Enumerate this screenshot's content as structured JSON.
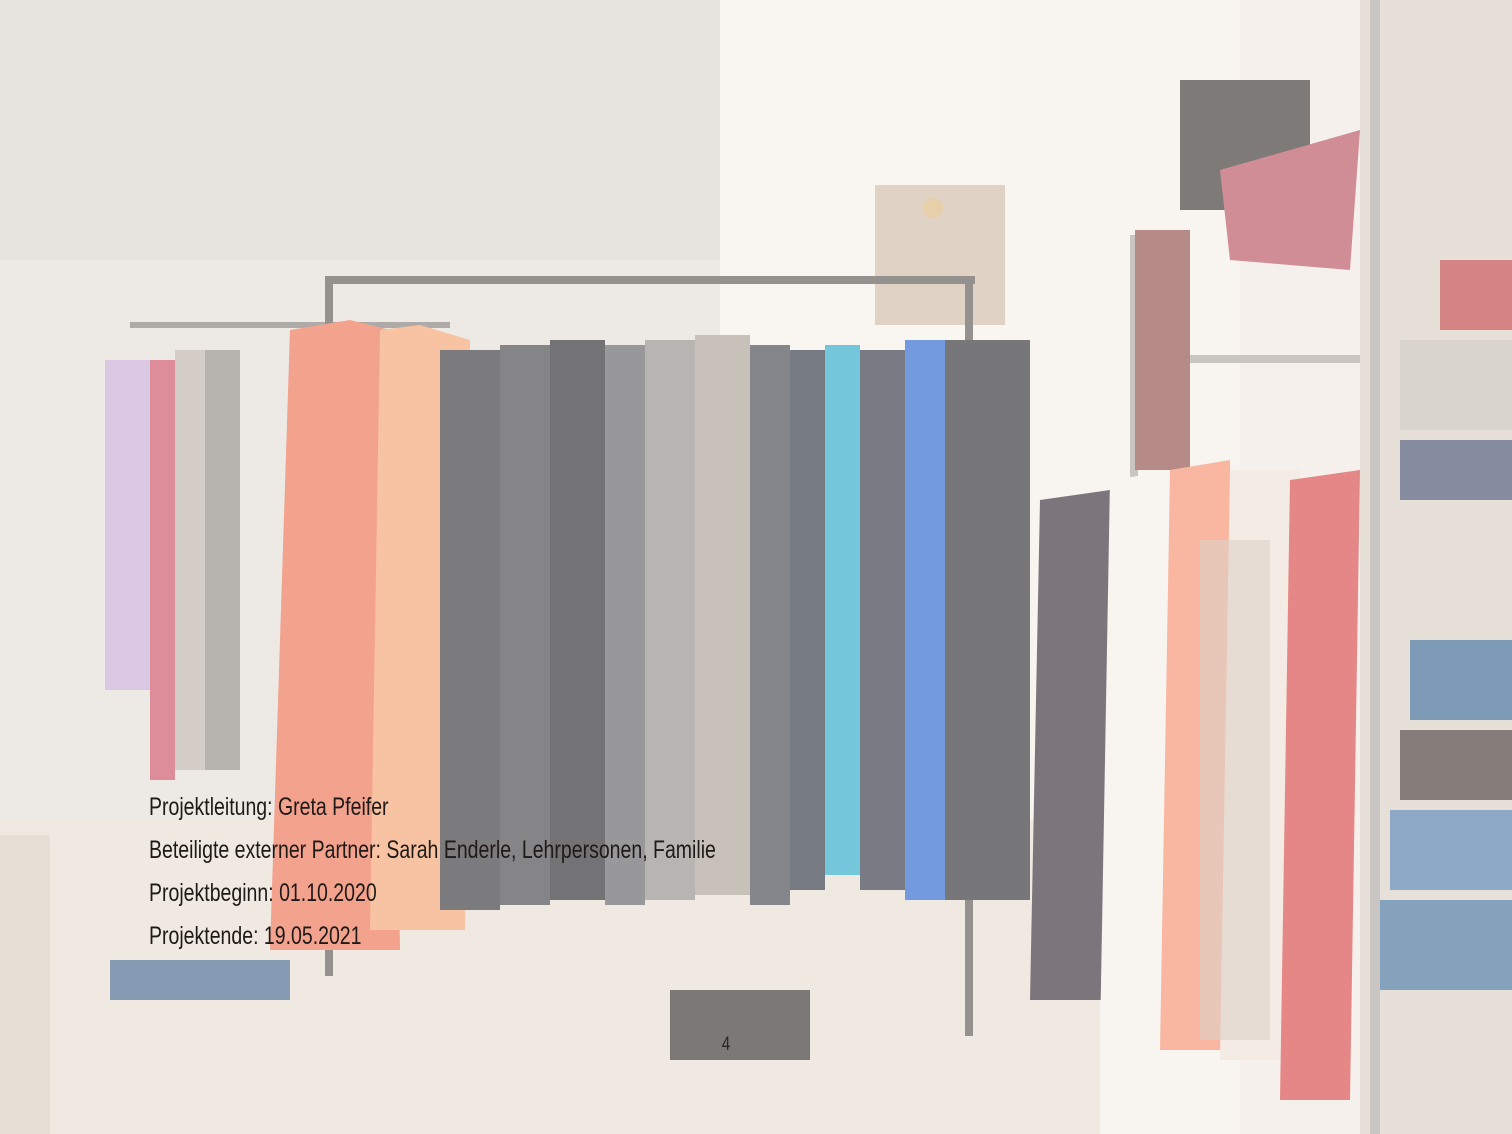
{
  "project_info": {
    "lead": "Projektleitung: Greta Pfeifer",
    "partners": "Beteiligte externer Partner: Sarah Enderle, Lehrpersonen, Familie",
    "start": "Projektbeginn: 01.10.2020",
    "end": "Projektende: 19.05.2021"
  },
  "page_number": "4"
}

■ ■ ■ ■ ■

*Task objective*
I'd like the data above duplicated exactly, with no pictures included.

*Output of the task*
Enumerate this screenshot's content as structured JSON.
{
  "project_info": {
    "lead": "Projektleitung: Greta Pfeifer",
    "partners": "Beteiligte externer Partner: Sarah Enderle, Lehrpersonen, Familie",
    "start": "Projektbeginn: 01.10.2020",
    "end": "Projektende: 19.05.2021"
  },
  "page_number": "4"
}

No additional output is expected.